In some cases, chronic teeth grinding can result in a fracturing, loosening, or loss of teeth.
The chronic grinding may wear teeth down to stumps. When these events happen, bridges,
crowns, root canals, implants, partial dentures, and even complete dentures may be needed.
Not only can severe grinding damage teeth and result in tooth loss, it can also affect your
jaws, cause or worsen TMD/TMJ, and even change the appearance of your face.
What Can I Do to Stop Grinding My Teeth?
Your dentist can fit you with a mouth guard to protect your teeth from grinding during sleep.
If stress is causing you to grind your teeth, ask your doctor or dentist about options to reduce
your stress. Attending stress counseling, starting an exercise program, seeing a physical therapist,
or obtaining a prescription for muscle relaxants are among some of the options that may be offered.
If a sleeping disorder is causing the grinding, treating it may reduce or eliminate the grinding habit.
Other tips to help you stop teeth grinding include:
Avoid or cut back on foods and drinks that contain caffeine, such as colas, chocolate, and coffee.
Avoid alcohol. Grinding tends to intensify after alcohol consumption.
Do not chew on pencils or pens or anything that is not food.
Avoid chewing gum as it allows your jaw muscles to get more used to clenching and makes you more likely to grind your teeth.
Train yourself not to clench or grind your teeth.
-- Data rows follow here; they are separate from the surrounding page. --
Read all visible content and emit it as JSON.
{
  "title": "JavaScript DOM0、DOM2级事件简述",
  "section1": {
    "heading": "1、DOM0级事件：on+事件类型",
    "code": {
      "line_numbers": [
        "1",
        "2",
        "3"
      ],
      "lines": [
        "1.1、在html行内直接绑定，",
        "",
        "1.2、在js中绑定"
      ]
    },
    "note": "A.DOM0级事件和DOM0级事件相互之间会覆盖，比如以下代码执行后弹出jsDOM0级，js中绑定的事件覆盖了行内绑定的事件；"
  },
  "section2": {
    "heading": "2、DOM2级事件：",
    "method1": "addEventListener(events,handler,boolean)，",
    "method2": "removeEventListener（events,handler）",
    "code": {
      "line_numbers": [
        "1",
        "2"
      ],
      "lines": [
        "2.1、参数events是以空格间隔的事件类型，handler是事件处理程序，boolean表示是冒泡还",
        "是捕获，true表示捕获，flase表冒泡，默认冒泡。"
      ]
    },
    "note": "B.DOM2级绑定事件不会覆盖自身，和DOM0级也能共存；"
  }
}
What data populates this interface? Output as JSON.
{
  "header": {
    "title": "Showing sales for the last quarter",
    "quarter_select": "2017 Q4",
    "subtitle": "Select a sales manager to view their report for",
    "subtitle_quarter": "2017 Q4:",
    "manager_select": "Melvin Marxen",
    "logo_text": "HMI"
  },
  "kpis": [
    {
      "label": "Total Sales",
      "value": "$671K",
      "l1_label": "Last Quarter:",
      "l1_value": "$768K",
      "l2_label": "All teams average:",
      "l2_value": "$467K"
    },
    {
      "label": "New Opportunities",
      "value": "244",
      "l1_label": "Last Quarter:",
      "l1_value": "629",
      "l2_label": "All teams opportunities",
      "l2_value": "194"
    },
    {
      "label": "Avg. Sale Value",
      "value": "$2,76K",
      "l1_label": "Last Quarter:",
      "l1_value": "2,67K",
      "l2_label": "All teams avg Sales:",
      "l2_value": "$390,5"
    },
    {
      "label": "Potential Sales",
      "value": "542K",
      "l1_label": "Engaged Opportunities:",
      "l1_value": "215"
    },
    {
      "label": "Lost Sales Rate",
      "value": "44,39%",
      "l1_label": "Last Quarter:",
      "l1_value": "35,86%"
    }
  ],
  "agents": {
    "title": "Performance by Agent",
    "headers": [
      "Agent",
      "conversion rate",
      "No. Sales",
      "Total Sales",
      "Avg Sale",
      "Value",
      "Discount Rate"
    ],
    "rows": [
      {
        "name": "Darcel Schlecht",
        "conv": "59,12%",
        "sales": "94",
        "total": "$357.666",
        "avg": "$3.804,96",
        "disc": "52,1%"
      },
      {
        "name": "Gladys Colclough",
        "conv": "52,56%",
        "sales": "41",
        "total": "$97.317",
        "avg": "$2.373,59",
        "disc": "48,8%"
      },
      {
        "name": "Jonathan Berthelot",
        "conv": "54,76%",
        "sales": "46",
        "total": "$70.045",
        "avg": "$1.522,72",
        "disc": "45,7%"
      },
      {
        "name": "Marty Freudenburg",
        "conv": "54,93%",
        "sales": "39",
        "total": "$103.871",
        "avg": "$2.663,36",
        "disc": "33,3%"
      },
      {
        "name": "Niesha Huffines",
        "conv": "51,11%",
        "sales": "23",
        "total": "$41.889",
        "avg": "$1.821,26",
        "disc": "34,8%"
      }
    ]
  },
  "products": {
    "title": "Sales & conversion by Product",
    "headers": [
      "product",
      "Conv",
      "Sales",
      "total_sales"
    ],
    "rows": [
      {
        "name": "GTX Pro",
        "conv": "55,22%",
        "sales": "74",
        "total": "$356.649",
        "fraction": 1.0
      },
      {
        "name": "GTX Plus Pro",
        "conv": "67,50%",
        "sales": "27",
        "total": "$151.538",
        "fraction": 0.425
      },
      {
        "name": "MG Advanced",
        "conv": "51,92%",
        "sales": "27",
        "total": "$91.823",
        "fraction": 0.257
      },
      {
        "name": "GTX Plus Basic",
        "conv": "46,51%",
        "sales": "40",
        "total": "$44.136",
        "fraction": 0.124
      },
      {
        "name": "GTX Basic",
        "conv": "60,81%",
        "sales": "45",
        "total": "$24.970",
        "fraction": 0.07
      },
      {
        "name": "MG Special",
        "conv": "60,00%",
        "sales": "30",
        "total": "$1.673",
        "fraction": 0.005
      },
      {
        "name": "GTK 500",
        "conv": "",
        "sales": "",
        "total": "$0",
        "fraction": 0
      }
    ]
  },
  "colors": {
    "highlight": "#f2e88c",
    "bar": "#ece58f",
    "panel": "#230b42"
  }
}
If you notice that you clench or grind during the day,
position the tip of your tongue between your teeth. This practice trains your jaw muscles to relax.